Savage River Campground at mile 13 of the Park Road. After mile 15 of the Park Road you will need to take the Park Shuttles to go further into the park. Open to both RVs and tents.
Teklanika River Campground has 53 sites open to both RVs and tents, but RV campers must stay a minimum of 3 nights. Located at mile 29 of the Park Road. Normally private vehicles are not allowed past mile 15, but RVs are allowed past this point to go directly to the campground. Tent campers will need to take a “camper bus” to reach the campground.
Sanctuary River Campground at mile 22 has seven tent only campsites. This campground is only accessible via the park shuttle buses.
Igloo Creek Campground is also only available to tent campers. There are seven sites available at mile 35 of the Park Road.
Wonder Lake Campground is located at mile 85 of the Park Road and is the closest campground to Mount Denali. There are 28 tent only sites.

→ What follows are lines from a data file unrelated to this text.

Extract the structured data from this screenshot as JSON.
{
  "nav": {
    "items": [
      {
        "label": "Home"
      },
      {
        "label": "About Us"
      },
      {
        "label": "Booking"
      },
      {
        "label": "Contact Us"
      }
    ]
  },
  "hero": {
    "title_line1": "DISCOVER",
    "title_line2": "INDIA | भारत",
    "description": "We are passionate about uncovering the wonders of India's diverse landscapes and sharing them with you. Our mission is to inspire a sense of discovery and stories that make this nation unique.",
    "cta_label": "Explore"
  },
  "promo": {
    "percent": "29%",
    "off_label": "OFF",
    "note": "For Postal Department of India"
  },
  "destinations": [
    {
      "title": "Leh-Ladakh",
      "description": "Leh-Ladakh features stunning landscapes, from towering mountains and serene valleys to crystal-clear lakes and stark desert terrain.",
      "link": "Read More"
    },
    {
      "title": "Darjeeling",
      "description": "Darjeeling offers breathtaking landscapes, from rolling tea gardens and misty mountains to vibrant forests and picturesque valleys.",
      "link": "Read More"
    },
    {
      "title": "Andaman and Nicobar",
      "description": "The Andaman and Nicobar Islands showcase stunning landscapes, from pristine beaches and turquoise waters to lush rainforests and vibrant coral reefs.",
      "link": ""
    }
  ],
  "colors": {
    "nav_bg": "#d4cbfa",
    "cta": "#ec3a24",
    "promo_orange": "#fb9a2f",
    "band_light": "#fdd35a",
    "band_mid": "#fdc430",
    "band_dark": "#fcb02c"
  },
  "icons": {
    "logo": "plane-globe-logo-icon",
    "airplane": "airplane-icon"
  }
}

There are also a number of privately run RV Parks in the Denali area. South of the park entrance is Denali Grizzly Bear Resort at mile 231. This is a full-service resort and is very close to Denali National Park. Denali Rainbow RV Park is situated in the center of town which makes it very convenient for shopping and arranging tours of the area that include rafting, ATV rentals, and backcountry adventures. Finally, eight miles north of the park entrance at mile 245 is Denali RV Park and Motel, which has some of the best prices available in the area.
Camping in Fairbanks Alaska
Fairbanks is often called the golden heart city, because of the friendliness of its residents and it’s gold rush past. When we are in Fairbanks we stay at Rivers Edge RV Park. This is an excellent full-service facility that is close to everything.
Camping in the Mat-Su Valley
The Matsu Valley offers many choices for campers and one of my favorites is the Matanuska River campground in Palmer Alaska. Quiet and convenient this is a great spot to stay for both RV and tent campers.
If you're headed for Talkeetna be sure to make a reservation at the Talkeetna Camper Park, as this is a the only RV campgrounds in town.
Camping in the Kenai Peninsula
The Kenai Peninsula is one of the most popular areas in Alaska, not only for visitors, but also for Alaska's residents. The main attraction is world-class fishing. This can be done in the streams and rivers, or on the ocean that borders the peninsula. Homer Alaska, at the end of the Kenai Peninsula is famous for its Halibut fishing. Needless to say, the camping is also fantastic in this region of Alaska.
Several of my favorite campgrounds can be found here, including Porcupine campground near Hope. This is a wonderful State campground with lots of nearby activities including hiking and biking trails and exhilarating whitewater raft trips with Chugach Adventure Guides.
Seward Alaska, at the end of the Seward Highway has several campgrounds. Most visitors stay at the City Campground which is on the shores of the ocean and has amazing views over Resurrection Bay. Seward is a popular cruise destination and you will likely have views of large ships in port.
Between Soldotna and Kenai you will find Diamond M ranch and resort. A full-service facility that makes an excellent base camp while visiting the Kenai. It is close to Soldotna, the City of Kenai and less than 2 hours from Homer.
Heading further south you will find excellent camping near Ninilchik and Deep Creek.
Camping in Homer Alaska is excellent. Ocean shores Resort and a Motel, RV Park and restaurant located near downtown Homer. It has full hookups and spectacular views of Kachemak Bay. The Heritage RV Park is found on the Homer spit close to the popular “Fishing Hole” which is a large inlet on the Homer Spit that attracts visitors and locals.
Camping in Tok Alaska
Tok Alaska, is called Main Street Alaska, because of its many hotel rooms and campgrounds. The Sourdough Campground just west of Tok is a favorite of many visitors and Alaskans alike. This is a full-service campground and even has some RV parts on hand. The restaurant is excellent and is famous for its sourdough pancakes. They also have nightly entertainment that features a pancake toss that can win you a free breakfast in the morning.